There have been a number of breakthroughs in the treatment of a mouse model of severe SMA in the last two years. SMA therapies that increase SMN levels in motor neurons have been most effective when delivered in the immediate postnatal period of development and they prevent the development of weakness in the mouse model. The rapid translation of these therapies to SMA patients is hampered by factors that include: 1) the paucity of natural history studies in this population, 2) the absence of qualified identifiers of biological activity of potential interventions, for example a reporter of the expression of SMN in motor neurons, and 3) the need for qualified markers of disease progression and/or markers of disease amelioration. We hypothesize, based on preclinical experiments that we have performed, that SMA clinical trials have the highest likelihood of success if therapy is initiated in a pre-clinical state. We thus propose the following specific aim in identify prognostic biomarkers and surrogate biomarkers of disease progression that will facilitate the execution of therapeutic SMA clinical trials in infants:
Aim 1 : To establish the validity of putative physiological SMA biomarkers in infants;
Aim 2 : To establish the validity of putative molecular SMA biomarkers in infants;
Aim 3 : To establish the relationship between SMN levels in motor neurons with putative physiological and molecular SMA biomarkers in infants. The successful pursuit these Aims will: 1) establish the natural history of physiological and molecular SMA biomarkers in SMA patients at the most relevant period of development, 2) establish a correlation between SMN expression levels in motor neurons with putative SMA biomarkers using a large animal model, and 3) identify markers of disease progression and determine whether changes in these markers predict motor function decline.

Public Health Relevance

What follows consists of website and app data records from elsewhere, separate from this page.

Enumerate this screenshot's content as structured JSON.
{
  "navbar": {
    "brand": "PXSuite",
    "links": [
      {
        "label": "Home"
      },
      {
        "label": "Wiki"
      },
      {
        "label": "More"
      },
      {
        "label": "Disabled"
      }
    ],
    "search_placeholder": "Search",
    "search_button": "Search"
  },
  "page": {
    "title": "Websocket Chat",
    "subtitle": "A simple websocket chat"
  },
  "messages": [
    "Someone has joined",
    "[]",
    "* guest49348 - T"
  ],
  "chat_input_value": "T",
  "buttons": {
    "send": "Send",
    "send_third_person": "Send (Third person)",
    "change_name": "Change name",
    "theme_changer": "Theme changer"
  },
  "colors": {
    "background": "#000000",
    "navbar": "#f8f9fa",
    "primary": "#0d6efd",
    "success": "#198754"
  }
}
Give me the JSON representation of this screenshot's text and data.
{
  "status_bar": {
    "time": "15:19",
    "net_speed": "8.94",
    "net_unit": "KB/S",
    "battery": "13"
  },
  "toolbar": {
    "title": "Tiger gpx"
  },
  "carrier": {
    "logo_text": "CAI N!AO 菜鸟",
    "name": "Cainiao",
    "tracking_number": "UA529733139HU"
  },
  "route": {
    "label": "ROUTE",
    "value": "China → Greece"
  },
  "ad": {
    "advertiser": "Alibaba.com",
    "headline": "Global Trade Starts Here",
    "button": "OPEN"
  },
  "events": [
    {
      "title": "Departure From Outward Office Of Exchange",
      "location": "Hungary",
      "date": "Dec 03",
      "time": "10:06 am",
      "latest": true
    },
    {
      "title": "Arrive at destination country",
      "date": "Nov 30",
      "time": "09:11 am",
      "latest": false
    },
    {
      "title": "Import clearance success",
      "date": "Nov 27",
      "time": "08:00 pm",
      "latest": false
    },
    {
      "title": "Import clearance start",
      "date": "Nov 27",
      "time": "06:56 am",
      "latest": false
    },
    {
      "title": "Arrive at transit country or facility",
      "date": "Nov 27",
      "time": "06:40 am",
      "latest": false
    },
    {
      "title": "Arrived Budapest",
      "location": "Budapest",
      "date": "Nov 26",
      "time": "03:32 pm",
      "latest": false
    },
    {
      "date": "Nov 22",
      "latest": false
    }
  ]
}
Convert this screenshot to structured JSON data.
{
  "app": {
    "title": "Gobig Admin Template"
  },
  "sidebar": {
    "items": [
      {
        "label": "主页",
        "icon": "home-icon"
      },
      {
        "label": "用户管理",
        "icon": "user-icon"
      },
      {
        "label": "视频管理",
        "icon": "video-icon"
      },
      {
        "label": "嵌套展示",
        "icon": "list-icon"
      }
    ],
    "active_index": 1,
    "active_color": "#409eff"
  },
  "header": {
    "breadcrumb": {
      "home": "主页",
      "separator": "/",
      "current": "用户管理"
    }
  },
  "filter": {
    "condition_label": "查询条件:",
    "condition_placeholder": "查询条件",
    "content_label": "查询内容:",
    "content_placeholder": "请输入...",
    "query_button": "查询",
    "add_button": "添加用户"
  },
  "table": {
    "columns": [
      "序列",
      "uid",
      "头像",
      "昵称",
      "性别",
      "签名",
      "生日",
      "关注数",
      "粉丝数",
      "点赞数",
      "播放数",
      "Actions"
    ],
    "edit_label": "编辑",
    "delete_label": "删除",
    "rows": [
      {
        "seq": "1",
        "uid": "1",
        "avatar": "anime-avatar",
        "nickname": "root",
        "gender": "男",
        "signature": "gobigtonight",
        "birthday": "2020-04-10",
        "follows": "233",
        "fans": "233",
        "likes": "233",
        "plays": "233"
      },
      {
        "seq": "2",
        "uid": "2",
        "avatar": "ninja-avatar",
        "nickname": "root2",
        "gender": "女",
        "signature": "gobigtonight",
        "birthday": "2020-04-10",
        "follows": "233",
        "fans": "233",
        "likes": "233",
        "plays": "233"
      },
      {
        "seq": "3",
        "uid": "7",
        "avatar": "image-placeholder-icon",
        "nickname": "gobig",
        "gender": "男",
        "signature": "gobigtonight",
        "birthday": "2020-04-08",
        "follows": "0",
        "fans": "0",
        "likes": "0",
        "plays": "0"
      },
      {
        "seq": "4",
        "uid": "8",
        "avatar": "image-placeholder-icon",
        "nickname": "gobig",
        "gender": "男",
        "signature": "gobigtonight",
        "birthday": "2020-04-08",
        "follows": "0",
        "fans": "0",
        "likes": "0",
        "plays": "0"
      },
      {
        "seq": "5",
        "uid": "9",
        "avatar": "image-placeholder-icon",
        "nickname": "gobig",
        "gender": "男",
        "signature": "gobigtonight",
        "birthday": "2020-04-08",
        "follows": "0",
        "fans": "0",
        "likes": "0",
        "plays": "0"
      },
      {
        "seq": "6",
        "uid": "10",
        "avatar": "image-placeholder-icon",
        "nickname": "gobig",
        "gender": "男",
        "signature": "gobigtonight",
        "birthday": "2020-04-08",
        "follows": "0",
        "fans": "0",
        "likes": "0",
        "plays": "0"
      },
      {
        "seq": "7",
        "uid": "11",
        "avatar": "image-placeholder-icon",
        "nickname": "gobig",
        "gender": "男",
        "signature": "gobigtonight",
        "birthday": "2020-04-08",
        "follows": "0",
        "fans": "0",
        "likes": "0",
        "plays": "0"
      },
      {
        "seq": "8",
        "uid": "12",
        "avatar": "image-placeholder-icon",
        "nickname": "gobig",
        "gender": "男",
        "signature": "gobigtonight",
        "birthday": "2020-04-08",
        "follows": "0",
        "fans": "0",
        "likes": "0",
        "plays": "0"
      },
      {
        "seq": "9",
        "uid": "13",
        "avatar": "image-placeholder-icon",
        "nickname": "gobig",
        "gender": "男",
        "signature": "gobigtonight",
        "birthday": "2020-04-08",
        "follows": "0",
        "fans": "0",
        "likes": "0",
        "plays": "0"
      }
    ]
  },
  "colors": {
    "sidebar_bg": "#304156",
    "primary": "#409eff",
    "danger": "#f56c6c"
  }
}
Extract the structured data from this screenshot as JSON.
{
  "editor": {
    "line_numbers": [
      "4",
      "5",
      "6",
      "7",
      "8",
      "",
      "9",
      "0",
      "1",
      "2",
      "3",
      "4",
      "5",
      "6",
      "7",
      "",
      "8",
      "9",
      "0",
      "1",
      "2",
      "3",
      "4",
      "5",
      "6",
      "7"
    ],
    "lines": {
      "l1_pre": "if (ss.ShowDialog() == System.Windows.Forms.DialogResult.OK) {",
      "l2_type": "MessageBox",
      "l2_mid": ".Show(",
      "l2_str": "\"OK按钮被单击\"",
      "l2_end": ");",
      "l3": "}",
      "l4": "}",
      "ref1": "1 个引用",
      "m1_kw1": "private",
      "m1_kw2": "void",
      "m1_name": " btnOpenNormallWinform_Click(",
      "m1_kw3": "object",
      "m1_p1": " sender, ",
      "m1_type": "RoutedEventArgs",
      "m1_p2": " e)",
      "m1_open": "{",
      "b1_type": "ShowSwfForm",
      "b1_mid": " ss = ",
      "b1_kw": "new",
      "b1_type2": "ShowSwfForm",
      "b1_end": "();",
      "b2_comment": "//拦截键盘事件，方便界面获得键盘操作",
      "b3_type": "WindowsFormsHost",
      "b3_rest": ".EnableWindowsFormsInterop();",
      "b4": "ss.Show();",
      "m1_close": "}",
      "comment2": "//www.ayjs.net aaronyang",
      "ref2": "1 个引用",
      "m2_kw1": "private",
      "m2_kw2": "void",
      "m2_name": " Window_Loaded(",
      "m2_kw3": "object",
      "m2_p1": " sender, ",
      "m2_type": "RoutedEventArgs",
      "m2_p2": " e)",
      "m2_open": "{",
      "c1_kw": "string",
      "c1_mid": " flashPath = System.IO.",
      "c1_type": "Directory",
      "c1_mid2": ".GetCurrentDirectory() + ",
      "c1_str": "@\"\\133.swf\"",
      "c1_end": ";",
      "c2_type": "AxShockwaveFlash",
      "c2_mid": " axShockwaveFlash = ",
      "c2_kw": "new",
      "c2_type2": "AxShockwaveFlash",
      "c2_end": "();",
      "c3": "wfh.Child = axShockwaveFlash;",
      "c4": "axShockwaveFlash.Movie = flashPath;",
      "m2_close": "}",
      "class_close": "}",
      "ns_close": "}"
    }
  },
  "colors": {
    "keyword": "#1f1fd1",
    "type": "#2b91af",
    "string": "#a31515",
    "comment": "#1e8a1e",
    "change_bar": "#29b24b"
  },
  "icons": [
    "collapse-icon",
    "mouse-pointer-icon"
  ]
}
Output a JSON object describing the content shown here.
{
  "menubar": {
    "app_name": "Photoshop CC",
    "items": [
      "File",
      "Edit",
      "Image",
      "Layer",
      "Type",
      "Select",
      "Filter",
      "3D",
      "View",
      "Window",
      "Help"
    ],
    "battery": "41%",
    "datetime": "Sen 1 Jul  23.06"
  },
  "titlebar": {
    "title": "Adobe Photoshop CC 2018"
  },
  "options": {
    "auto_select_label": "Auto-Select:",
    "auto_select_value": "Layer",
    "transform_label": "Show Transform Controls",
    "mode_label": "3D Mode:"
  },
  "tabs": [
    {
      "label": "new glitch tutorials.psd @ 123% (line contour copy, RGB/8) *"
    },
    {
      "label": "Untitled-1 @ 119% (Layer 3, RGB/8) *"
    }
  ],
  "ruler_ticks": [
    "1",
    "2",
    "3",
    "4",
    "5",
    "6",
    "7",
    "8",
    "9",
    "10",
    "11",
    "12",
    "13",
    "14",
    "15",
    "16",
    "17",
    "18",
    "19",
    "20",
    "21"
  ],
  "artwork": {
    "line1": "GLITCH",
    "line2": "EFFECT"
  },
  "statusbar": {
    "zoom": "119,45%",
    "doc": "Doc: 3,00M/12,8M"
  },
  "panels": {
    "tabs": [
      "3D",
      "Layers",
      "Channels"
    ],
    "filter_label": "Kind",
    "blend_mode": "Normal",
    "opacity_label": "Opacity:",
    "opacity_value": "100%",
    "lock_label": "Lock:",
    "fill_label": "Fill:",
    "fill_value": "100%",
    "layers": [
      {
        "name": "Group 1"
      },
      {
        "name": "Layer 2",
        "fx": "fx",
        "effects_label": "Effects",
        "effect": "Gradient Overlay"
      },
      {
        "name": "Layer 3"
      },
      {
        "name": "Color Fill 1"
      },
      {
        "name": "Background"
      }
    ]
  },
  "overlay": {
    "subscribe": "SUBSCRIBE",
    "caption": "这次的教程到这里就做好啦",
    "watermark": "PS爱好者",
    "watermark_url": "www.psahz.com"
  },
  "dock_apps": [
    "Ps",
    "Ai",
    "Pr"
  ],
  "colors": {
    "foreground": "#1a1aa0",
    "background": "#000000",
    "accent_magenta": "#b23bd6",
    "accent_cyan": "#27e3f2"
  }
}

Spinal muscular atrophy is the leading genetic killer of infants. Strong preclinical evidence suggests that effective therapy in SMA must be delivered as early as possible to prevent progression of the disease. This project will identify prognostic biomarkers and surrogate biomarkers of disease progression that will facilitate the execution of therapeutic SMA clinical trials in infants.

Agency
National Institute of Health (NIH)
Institute
National Institute of Neurological Disorders and Stroke (NINDS)
Type
Research Project--Cooperative Agreements (U01)
Project #
5U01NS079163-03
Application #
8708229
Study Section
Special Emphasis Panel (ZNS1-SRB-G (54))
Program Officer
Moy, Claudia S
Project Start
2012-08-15
Project End
2015-07-31
Budget Start
2014-08-01
Budget End
2015-07-31
Support Year
3
Fiscal Year
2014
Total Cost
$546,389
Indirect Cost
$134,251
Name
Ohio State University
Department
Neurology
Type
Schools of Medicine
DUNS #
832127323
City
Columbus
State
OH
Country
United States
Zip Code
43210
Arnold, W David; Burghes, Arthur H M (2013) Spinal muscular atrophy: development and implementation of potential treatments. Ann Neurol 74:348-62